(Dataset entries)
┌──

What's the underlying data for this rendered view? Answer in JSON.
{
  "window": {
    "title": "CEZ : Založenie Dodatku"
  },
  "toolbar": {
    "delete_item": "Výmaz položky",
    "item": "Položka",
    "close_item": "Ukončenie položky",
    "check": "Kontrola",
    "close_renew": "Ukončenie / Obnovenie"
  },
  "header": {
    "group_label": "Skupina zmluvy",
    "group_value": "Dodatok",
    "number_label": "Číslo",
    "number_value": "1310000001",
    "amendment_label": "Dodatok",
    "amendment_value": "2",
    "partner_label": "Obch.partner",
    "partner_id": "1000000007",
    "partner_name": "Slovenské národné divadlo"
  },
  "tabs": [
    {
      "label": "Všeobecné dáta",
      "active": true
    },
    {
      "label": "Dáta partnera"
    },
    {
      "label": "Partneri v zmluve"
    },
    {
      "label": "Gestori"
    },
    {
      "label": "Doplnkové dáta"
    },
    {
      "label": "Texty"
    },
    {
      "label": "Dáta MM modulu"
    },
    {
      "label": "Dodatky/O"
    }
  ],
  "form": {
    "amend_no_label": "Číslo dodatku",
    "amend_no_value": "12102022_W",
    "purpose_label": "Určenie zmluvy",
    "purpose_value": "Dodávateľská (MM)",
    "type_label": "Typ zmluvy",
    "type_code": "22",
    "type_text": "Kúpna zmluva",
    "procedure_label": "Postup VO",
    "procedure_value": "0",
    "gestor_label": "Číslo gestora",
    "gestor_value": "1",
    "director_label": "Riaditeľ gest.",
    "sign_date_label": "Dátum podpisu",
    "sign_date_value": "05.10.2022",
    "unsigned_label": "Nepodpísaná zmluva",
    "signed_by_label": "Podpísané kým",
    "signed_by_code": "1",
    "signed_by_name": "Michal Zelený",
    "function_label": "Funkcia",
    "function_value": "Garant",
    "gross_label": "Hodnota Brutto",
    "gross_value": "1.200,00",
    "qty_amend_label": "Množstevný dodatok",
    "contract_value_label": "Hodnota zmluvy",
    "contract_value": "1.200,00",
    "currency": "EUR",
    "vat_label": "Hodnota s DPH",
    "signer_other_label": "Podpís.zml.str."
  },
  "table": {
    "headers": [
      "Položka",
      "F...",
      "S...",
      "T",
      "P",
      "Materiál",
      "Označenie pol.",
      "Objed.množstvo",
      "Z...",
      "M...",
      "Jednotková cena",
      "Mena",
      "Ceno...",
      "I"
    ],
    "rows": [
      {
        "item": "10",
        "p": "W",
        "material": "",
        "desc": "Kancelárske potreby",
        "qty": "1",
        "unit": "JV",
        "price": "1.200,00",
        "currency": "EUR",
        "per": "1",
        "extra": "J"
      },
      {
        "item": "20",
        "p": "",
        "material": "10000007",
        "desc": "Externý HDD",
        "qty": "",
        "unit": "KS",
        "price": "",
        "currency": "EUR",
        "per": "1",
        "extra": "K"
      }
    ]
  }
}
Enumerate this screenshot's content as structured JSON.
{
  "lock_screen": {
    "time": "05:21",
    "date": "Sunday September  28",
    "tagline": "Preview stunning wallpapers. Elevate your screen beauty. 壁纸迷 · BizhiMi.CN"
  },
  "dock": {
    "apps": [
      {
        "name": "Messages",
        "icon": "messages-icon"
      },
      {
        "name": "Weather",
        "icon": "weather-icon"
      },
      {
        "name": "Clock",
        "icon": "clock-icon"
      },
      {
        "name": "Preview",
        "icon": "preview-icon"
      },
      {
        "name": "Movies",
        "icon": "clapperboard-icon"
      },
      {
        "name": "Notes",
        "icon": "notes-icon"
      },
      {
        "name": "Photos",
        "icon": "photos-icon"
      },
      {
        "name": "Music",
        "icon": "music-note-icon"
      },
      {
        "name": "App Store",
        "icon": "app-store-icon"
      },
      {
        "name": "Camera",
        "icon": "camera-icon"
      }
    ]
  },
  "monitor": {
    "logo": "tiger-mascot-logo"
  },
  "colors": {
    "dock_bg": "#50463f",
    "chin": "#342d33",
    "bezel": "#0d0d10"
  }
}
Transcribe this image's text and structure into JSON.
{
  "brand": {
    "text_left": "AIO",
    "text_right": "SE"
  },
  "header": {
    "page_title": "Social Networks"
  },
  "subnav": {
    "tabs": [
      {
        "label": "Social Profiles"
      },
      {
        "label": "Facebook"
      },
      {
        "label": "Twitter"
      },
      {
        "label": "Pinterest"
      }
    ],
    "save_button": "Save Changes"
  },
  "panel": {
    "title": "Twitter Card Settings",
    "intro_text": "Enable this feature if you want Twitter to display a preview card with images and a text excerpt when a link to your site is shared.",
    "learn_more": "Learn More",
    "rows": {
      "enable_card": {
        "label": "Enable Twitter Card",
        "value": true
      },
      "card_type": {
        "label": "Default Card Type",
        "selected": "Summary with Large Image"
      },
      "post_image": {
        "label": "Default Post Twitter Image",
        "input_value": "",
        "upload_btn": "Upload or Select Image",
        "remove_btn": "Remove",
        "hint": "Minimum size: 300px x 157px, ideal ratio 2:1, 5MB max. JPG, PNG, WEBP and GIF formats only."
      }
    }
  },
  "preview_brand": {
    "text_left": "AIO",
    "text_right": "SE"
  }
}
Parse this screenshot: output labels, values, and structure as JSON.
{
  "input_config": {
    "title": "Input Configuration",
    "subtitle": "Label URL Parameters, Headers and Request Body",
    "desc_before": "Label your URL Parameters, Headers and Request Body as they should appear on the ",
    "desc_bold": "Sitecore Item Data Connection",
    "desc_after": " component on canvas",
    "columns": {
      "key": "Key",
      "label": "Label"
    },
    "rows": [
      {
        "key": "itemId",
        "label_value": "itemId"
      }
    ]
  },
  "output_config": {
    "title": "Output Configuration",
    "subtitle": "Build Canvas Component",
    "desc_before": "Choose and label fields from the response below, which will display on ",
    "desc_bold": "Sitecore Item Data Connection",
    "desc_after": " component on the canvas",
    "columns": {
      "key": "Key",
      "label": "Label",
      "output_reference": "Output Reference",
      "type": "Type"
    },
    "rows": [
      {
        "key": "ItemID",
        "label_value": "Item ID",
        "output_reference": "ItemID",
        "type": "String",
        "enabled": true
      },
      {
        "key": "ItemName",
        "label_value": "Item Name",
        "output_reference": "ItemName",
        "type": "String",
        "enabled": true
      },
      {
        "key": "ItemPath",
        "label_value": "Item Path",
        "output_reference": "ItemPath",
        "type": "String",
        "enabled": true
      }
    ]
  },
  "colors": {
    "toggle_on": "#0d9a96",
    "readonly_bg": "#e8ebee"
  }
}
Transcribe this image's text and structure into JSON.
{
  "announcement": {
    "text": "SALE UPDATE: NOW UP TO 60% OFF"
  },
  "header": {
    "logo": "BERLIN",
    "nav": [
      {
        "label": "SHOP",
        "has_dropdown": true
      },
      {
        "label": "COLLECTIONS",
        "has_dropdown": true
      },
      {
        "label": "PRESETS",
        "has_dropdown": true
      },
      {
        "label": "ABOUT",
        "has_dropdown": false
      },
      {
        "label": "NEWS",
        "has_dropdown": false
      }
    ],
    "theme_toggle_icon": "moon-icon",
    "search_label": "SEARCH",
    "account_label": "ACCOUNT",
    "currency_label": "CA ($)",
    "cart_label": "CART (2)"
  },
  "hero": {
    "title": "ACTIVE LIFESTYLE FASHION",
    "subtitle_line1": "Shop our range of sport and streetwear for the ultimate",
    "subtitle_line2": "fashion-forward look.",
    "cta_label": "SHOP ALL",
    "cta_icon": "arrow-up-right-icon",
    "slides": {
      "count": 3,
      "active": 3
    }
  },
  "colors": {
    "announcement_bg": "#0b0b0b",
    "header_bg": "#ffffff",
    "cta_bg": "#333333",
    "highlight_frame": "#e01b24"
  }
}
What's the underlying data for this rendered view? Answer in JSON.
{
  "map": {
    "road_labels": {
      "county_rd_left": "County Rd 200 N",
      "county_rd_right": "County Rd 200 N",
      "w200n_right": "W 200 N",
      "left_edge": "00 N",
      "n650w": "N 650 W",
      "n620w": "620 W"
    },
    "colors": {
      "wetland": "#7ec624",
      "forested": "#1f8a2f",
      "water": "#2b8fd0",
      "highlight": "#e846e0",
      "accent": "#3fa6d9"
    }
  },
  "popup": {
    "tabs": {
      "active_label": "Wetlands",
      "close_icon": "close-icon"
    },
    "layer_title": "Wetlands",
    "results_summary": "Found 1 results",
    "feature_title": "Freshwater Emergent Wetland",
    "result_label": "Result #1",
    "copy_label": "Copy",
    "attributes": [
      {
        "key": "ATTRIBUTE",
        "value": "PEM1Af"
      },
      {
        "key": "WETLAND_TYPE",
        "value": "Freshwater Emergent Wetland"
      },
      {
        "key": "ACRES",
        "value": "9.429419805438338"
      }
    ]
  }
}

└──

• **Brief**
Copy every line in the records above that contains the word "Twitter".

• **Result of this task**
        "label": "Twitter"
    "title": "Twitter Card Settings",
    "intro_text": "Enable this feature if you want Twitter to display a preview card with images and a text excerpt when a link to your site is shared.",
        "label": "Enable Twitter Card",
        "label": "Default Post Twitter Image",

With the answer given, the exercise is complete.